To find the source of the bug, Russell explores the history of the company, its founders, and his complicated relationships with them.
The book is really a celebration of video games and their creators. It’s full of terminology and dialogue that might seem like another language to the uninitiated reader (we do pick it up as we go along), but, mostly, due to his boundless enthusiasm for his story, Grossman never makes readers feel uninformed or left out in the cold.
He invites us into the world of video games, introduces us to the people whose lives revolve around them, and makes us feel right at home.”
—Reviewed by David Pitt, Booklist, Mar. 15, 2013.
“Walking Home; a Poet’s Journey,” by Simon Armitage.
“Snaking through bogs, moors, and hills, the Pennine Way — Britain’s equivalent to the Appalachian Trail-follows the ‘backbone of England.’
Renowned poet Simon Armitage, armed with only an insufficient supply of Band-Aids, a backpack full of Mars bars, and a wry humor all his own, decided to walk it in reverse, north to south, ending in the Yorkshire village in which he was born.

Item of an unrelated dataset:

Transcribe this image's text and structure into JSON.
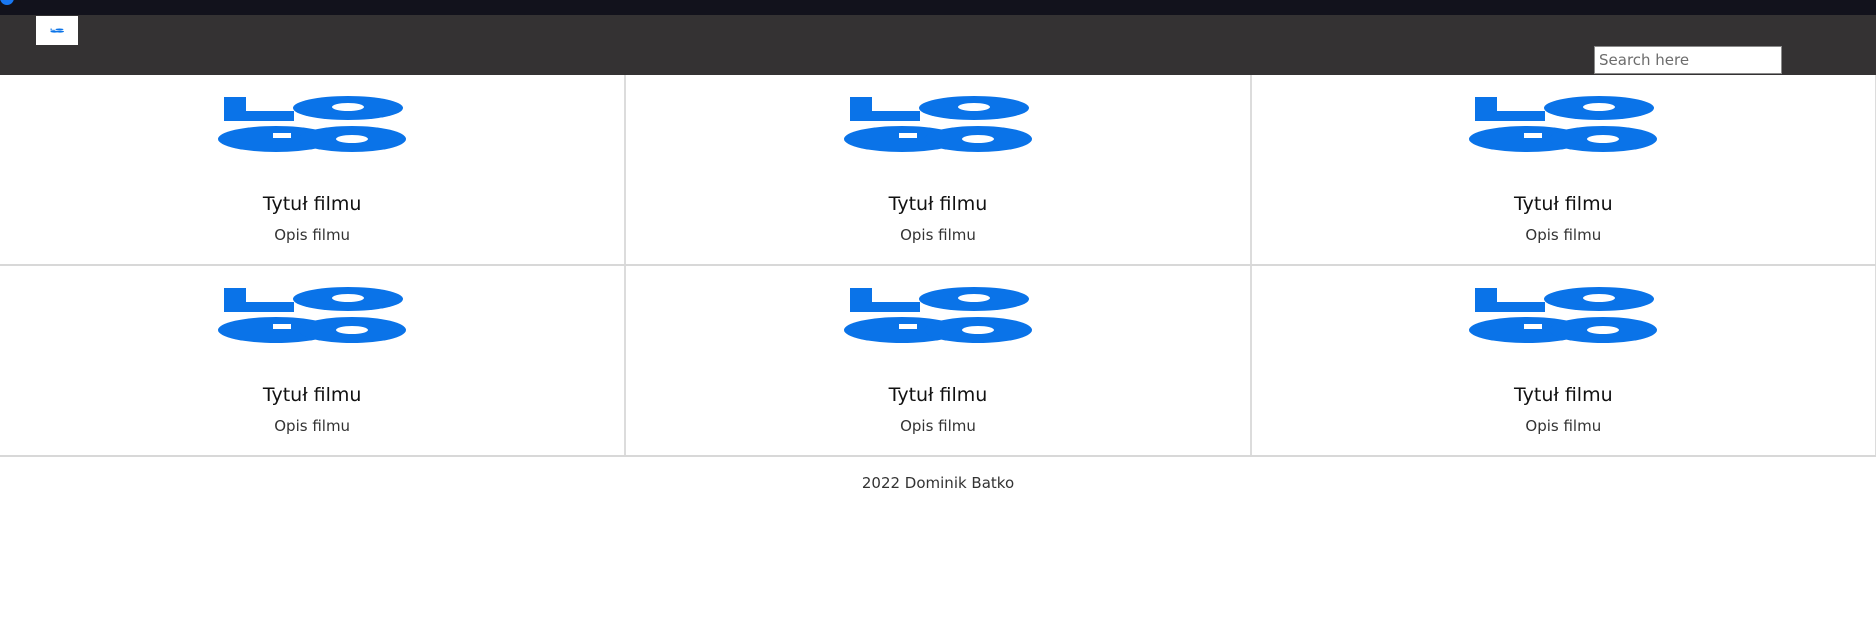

Armitage walks, tramps, and slogs his way home, overcoming the physical and emotional challenges of his journey while reflecting on the poet’s place in a crowded and bustling modern world.”
— Jacket notes
“The Future,” by Al Gore.
“Ours is a time of revolutionary change that has no precedent in history. With the same passion he brought to the challenge of climate change, and with his decades of experience of the front lines of global policy, Al Gore surveys our planet’s beclouded horizon and offers a sober, learned, and ultimately a hopeful forecast.
From his earliest days in public life, Al Gore has been warning us of the promise and peril of emergent truths. “The Future” is a map of the world to come, from a man who has looked ahead before and been proven all too right.”
— Jacket notes
“Tomorrow There Will Be Apricots,” by Jessica Soffer. “Terror Red,” by Colonel David Hunt.“Feature and Magazine Writing,” by David E. Sumner.
“Keep Out; Build Your Own Backyard Clubhouse,” by Lee Mothes.